Dataset items
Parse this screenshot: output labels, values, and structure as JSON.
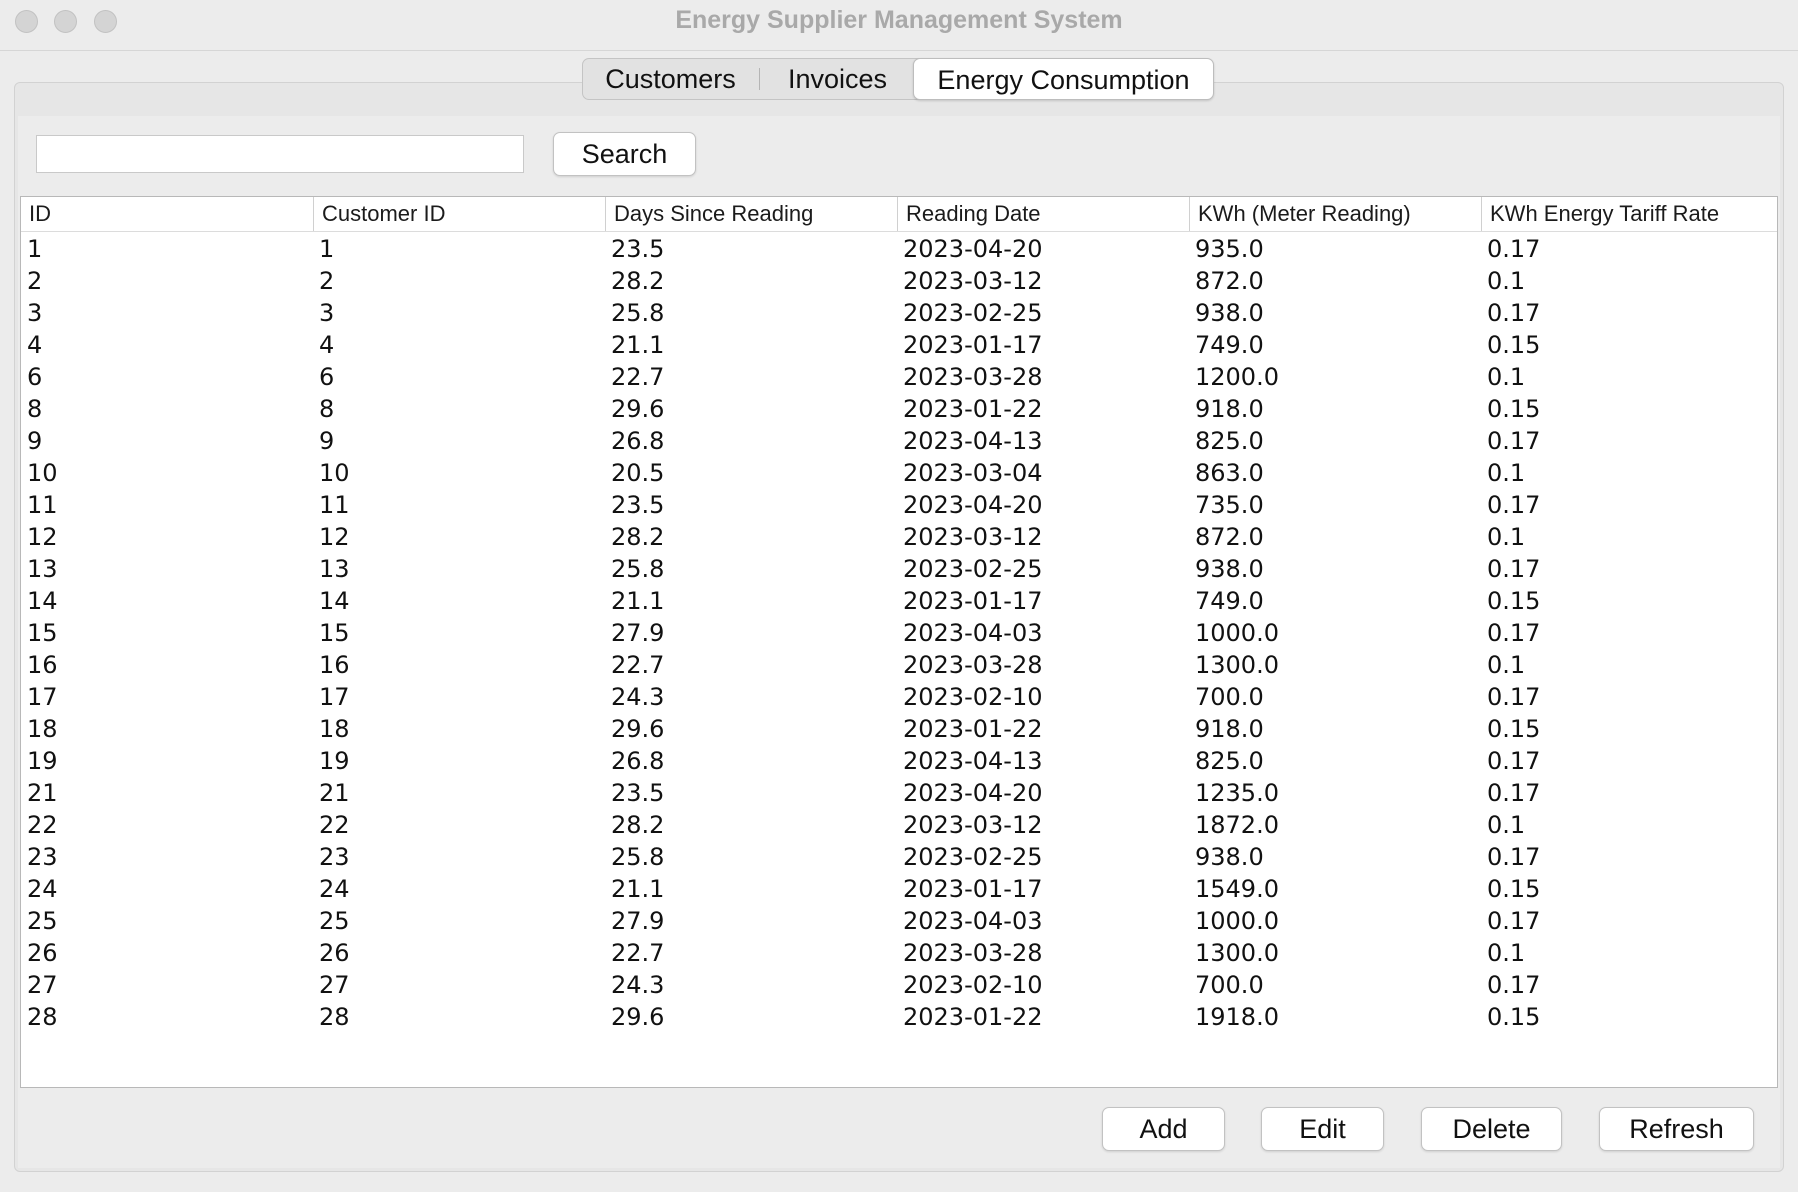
{
  "window": {
    "title": "Energy Supplier Management System"
  },
  "tabs": [
    {
      "label": "Customers",
      "selected": false
    },
    {
      "label": "Invoices",
      "selected": false
    },
    {
      "label": "Energy Consumption",
      "selected": true
    }
  ],
  "search": {
    "value": "",
    "placeholder": "",
    "button_label": "Search"
  },
  "table": {
    "columns": [
      "ID",
      "Customer ID",
      "Days Since Reading",
      "Reading Date",
      "KWh (Meter Reading)",
      "KWh Energy Tariff Rate"
    ],
    "rows": [
      [
        "1",
        "1",
        "23.5",
        "2023-04-20",
        "935.0",
        "0.17"
      ],
      [
        "2",
        "2",
        "28.2",
        "2023-03-12",
        "872.0",
        "0.1"
      ],
      [
        "3",
        "3",
        "25.8",
        "2023-02-25",
        "938.0",
        "0.17"
      ],
      [
        "4",
        "4",
        "21.1",
        "2023-01-17",
        "749.0",
        "0.15"
      ],
      [
        "6",
        "6",
        "22.7",
        "2023-03-28",
        "1200.0",
        "0.1"
      ],
      [
        "8",
        "8",
        "29.6",
        "2023-01-22",
        "918.0",
        "0.15"
      ],
      [
        "9",
        "9",
        "26.8",
        "2023-04-13",
        "825.0",
        "0.17"
      ],
      [
        "10",
        "10",
        "20.5",
        "2023-03-04",
        "863.0",
        "0.1"
      ],
      [
        "11",
        "11",
        "23.5",
        "2023-04-20",
        "735.0",
        "0.17"
      ],
      [
        "12",
        "12",
        "28.2",
        "2023-03-12",
        "872.0",
        "0.1"
      ],
      [
        "13",
        "13",
        "25.8",
        "2023-02-25",
        "938.0",
        "0.17"
      ],
      [
        "14",
        "14",
        "21.1",
        "2023-01-17",
        "749.0",
        "0.15"
      ],
      [
        "15",
        "15",
        "27.9",
        "2023-04-03",
        "1000.0",
        "0.17"
      ],
      [
        "16",
        "16",
        "22.7",
        "2023-03-28",
        "1300.0",
        "0.1"
      ],
      [
        "17",
        "17",
        "24.3",
        "2023-02-10",
        "700.0",
        "0.17"
      ],
      [
        "18",
        "18",
        "29.6",
        "2023-01-22",
        "918.0",
        "0.15"
      ],
      [
        "19",
        "19",
        "26.8",
        "2023-04-13",
        "825.0",
        "0.17"
      ],
      [
        "21",
        "21",
        "23.5",
        "2023-04-20",
        "1235.0",
        "0.17"
      ],
      [
        "22",
        "22",
        "28.2",
        "2023-03-12",
        "1872.0",
        "0.1"
      ],
      [
        "23",
        "23",
        "25.8",
        "2023-02-25",
        "938.0",
        "0.17"
      ],
      [
        "24",
        "24",
        "21.1",
        "2023-01-17",
        "1549.0",
        "0.15"
      ],
      [
        "25",
        "25",
        "27.9",
        "2023-04-03",
        "1000.0",
        "0.17"
      ],
      [
        "26",
        "26",
        "22.7",
        "2023-03-28",
        "1300.0",
        "0.1"
      ],
      [
        "27",
        "27",
        "24.3",
        "2023-02-10",
        "700.0",
        "0.17"
      ],
      [
        "28",
        "28",
        "29.6",
        "2023-01-22",
        "1918.0",
        "0.15"
      ]
    ]
  },
  "actions": {
    "add": "Add",
    "edit": "Edit",
    "delete": "Delete",
    "refresh": "Refresh"
  }
}
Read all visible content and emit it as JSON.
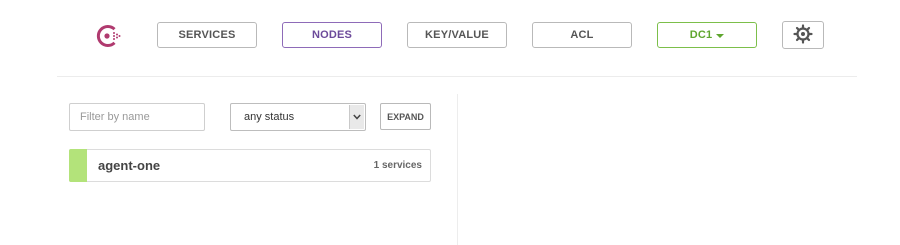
{
  "nav": {
    "logo_icon": "consul-logo-icon",
    "services_label": "SERVICES",
    "nodes_label": "NODES",
    "kv_label": "KEY/VALUE",
    "acl_label": "ACL",
    "dc_label": "DC1",
    "settings_icon": "gear-icon",
    "active_tab": "NODES"
  },
  "filters": {
    "name_placeholder": "Filter by name",
    "name_value": "",
    "status_value": "any status",
    "expand_label": "EXPAND"
  },
  "nodes": [
    {
      "name": "agent-one",
      "services": "1 services",
      "status_color": "#b3e37a"
    }
  ],
  "colors": {
    "active_nav": "#8e6bb8",
    "dc_green": "#7cbf4a",
    "passing": "#b3e37a"
  }
}
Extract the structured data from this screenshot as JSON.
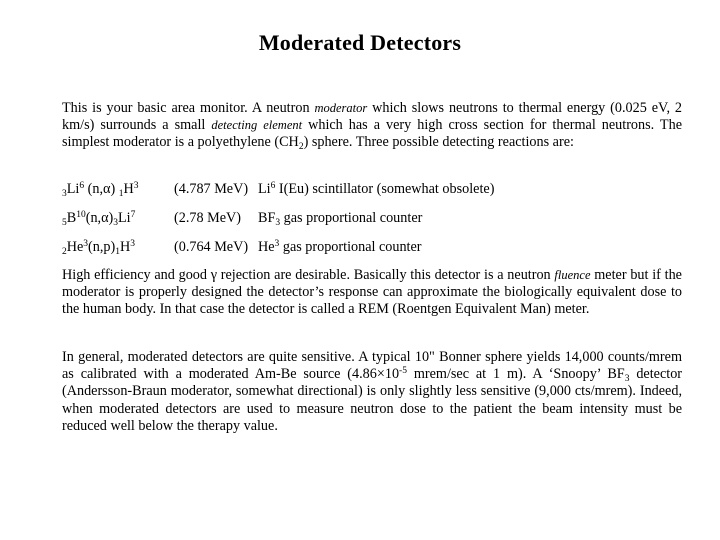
{
  "slide": {
    "title": "Moderated Detectors",
    "intro": {
      "t1": "This is your basic area monitor.  A neutron ",
      "moderator_italic": "moderator",
      "t2": "   which slows neutrons to thermal energy (0.025 eV, 2 km/s) surrounds a small ",
      "detecting_italic": "detecting",
      "t3": "   ",
      "element_italic": "element",
      "t4": "   which has a very high cross section for thermal neutrons. The simplest moderator is a polyethylene (CH",
      "ch_sub": "2",
      "t5": ") sphere. Three possible detecting reactions are:"
    },
    "reactions": [
      {
        "equation": {
          "a_pre": "3",
          "a": "Li",
          "a_sup": "6",
          "mid": " (n,α) ",
          "b_pre": "1",
          "b": "H",
          "b_sup": "3"
        },
        "energy": "(4.787 MeV)",
        "desc_pre": "Li",
        "desc_sup": "6",
        "desc_sub": "",
        "desc": " I(Eu) scintillator (somewhat obsolete)"
      },
      {
        "equation": {
          "a_pre": "5",
          "a": "B",
          "a_sup": "10",
          "mid": "(n,α)",
          "b_pre": "3",
          "b": "Li",
          "b_sup": "7"
        },
        "energy": "(2.78 MeV)",
        "desc_pre": "BF",
        "desc_sup": "",
        "desc_sub": "3",
        "desc": " gas proportional counter"
      },
      {
        "equation": {
          "a_pre": "2",
          "a": "He",
          "a_sup": "3",
          "mid": "(n,p)",
          "b_pre": "1",
          "b": "H",
          "b_sup": "3"
        },
        "energy": "(0.764 MeV)",
        "desc_pre": "He",
        "desc_sup": "3",
        "desc_sub": "",
        "desc": " gas proportional counter"
      }
    ],
    "efficiency": {
      "t1": "High efficiency and good γ rejection are desirable. Basically this detector is a neutron ",
      "fluence_italic": "fluence",
      "t2": "   meter but if the moderator is properly designed the detector’s response can approximate the biologically equivalent dose to the human body. In that case the detector is called a REM  (Roentgen Equivalent Man) meter."
    },
    "sensitivity": {
      "t1": "In general, moderated detectors are quite sensitive. A typical 10\" Bonner sphere yields 14,000 counts/mrem as calibrated with a moderated Am-Be source (4.86×10",
      "exp": "-5",
      "t2": " mrem/sec at 1 m). A ‘Snoopy’ BF",
      "bf_sub": "3",
      "t3": " detector (Andersson-Braun moderator, somewhat directional) is only slightly less sensitive (9,000 cts/mrem). Indeed, when moderated detectors are used to measure neutron dose to the patient the beam intensity must be reduced well below the therapy value."
    }
  }
}
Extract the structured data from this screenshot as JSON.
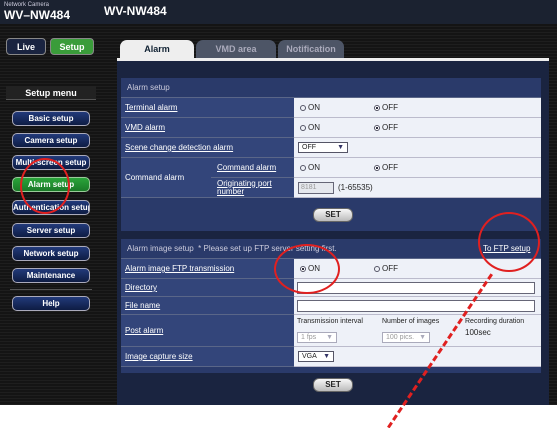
{
  "header": {
    "brand": "Network Camera",
    "model_left": "WV–NW484",
    "model_right": "WV-NW484"
  },
  "top_buttons": {
    "live": "Live",
    "setup": "Setup"
  },
  "sidebar": {
    "title": "Setup menu",
    "items": [
      {
        "label": "Basic setup"
      },
      {
        "label": "Camera setup"
      },
      {
        "label": "Multi-screen setup"
      },
      {
        "label": "Alarm setup"
      },
      {
        "label": "Authentication setup"
      },
      {
        "label": "Server setup"
      },
      {
        "label": "Network setup"
      },
      {
        "label": "Maintenance"
      },
      {
        "label": "Help"
      }
    ]
  },
  "tabs": [
    "Alarm",
    "VMD area",
    "Notification"
  ],
  "alarm_setup": {
    "title": "Alarm setup",
    "terminal_alarm": "Terminal alarm",
    "vmd_alarm": "VMD alarm",
    "scene_change": "Scene change detection alarm",
    "scene_value": "OFF",
    "command_alarm": "Command alarm",
    "command_alarm_sub": "Command alarm",
    "originating_port": "Originating port number",
    "port_value": "8181",
    "port_range": "(1-65535)",
    "on": "ON",
    "off": "OFF",
    "set": "SET"
  },
  "image_setup": {
    "title": "Alarm image setup",
    "note": "* Please set up FTP server setting first.",
    "link": "To FTP setup",
    "ftp_transmission": "Alarm image FTP transmission",
    "directory": "Directory",
    "file_name": "File name",
    "post_alarm": "Post alarm",
    "transmission_interval": "Transmission interval",
    "interval_value": "1 fps",
    "number_of_images": "Number of images",
    "images_value": "100 pics.",
    "recording_duration": "Recording duration",
    "duration_value": "100sec",
    "capture_size": "Image capture size",
    "capture_value": "VGA",
    "on": "ON",
    "off": "OFF",
    "set": "SET"
  },
  "colors": {
    "annotation": "#e02020",
    "active_green": "#2aa43a"
  }
}
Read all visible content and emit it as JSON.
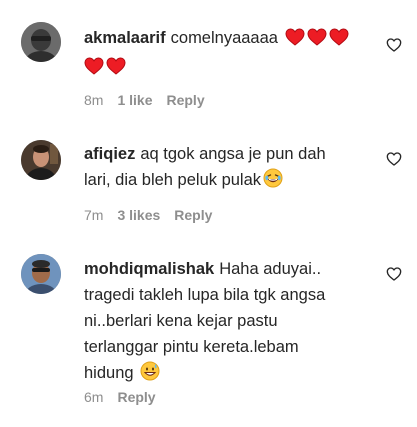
{
  "comments": [
    {
      "username": "akmalaarif",
      "text": "comelnyaaaaa",
      "emoji": "red-heart x5",
      "time": "8m",
      "likes": "1 like",
      "reply": "Reply"
    },
    {
      "username": "afiqiez",
      "text_line1": "aq tgok angsa je pun dah",
      "text_line2": "lari, dia bleh peluk pulak",
      "emoji": "laughing-face",
      "time": "7m",
      "likes": "3 likes",
      "reply": "Reply"
    },
    {
      "username": "mohdiqmalishak",
      "text_line1": "Haha aduyai..",
      "text_line2": "tragedi takleh lupa bila tgk angsa",
      "text_line3": "ni..berlari kena kejar pastu",
      "text_line4": "terlanggar pintu kereta.lebam",
      "text_line5": "hidung",
      "emoji": "grinning-sweat-face",
      "time": "6m",
      "reply": "Reply"
    }
  ],
  "colors": {
    "text": "#262626",
    "meta": "#8e8e8e",
    "heart_red": "#ed1c24"
  }
}
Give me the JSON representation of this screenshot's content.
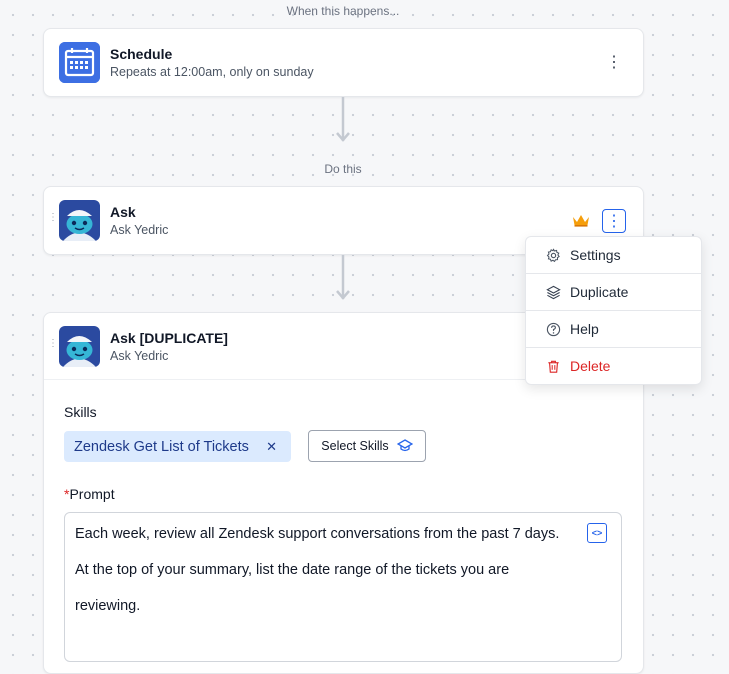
{
  "trigger_label": "When this happens...",
  "action_label": "Do this",
  "schedule_card": {
    "title": "Schedule",
    "subtitle": "Repeats at 12:00am, only on sunday",
    "menu_glyph": "⋮"
  },
  "ask_card": {
    "title": "Ask",
    "subtitle": "Ask Yedric",
    "menu_glyph": "⋮",
    "badge_icon": "crown-icon"
  },
  "context_menu": {
    "items": [
      {
        "label": "Settings",
        "icon": "gear-icon"
      },
      {
        "label": "Duplicate",
        "icon": "layers-icon"
      },
      {
        "label": "Help",
        "icon": "help-circle-icon"
      },
      {
        "label": "Delete",
        "icon": "trash-icon"
      }
    ]
  },
  "duplicate_card": {
    "title": "Ask [DUPLICATE]",
    "subtitle": "Ask Yedric",
    "skills_label": "Skills",
    "skill_chip": "Zendesk Get List of Tickets",
    "select_skills_label": "Select Skills",
    "prompt_required_mark": "*",
    "prompt_label": "Prompt",
    "prompt_lines": [
      "Each week, review all Zendesk support conversations from the past 7 days.",
      "At the top of your summary, list the date range of the tickets you are",
      "reviewing."
    ]
  },
  "colors": {
    "accent": "#2563eb",
    "danger": "#dc2626",
    "chip_bg": "#dbeafe",
    "crown": "#f59e0b"
  }
}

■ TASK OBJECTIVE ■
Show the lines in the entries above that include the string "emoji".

■ TASK RESULT ■
      "emoji": "red-heart x5",
      "emoji": "laughing-face",
      "emoji": "grinning-sweat-face",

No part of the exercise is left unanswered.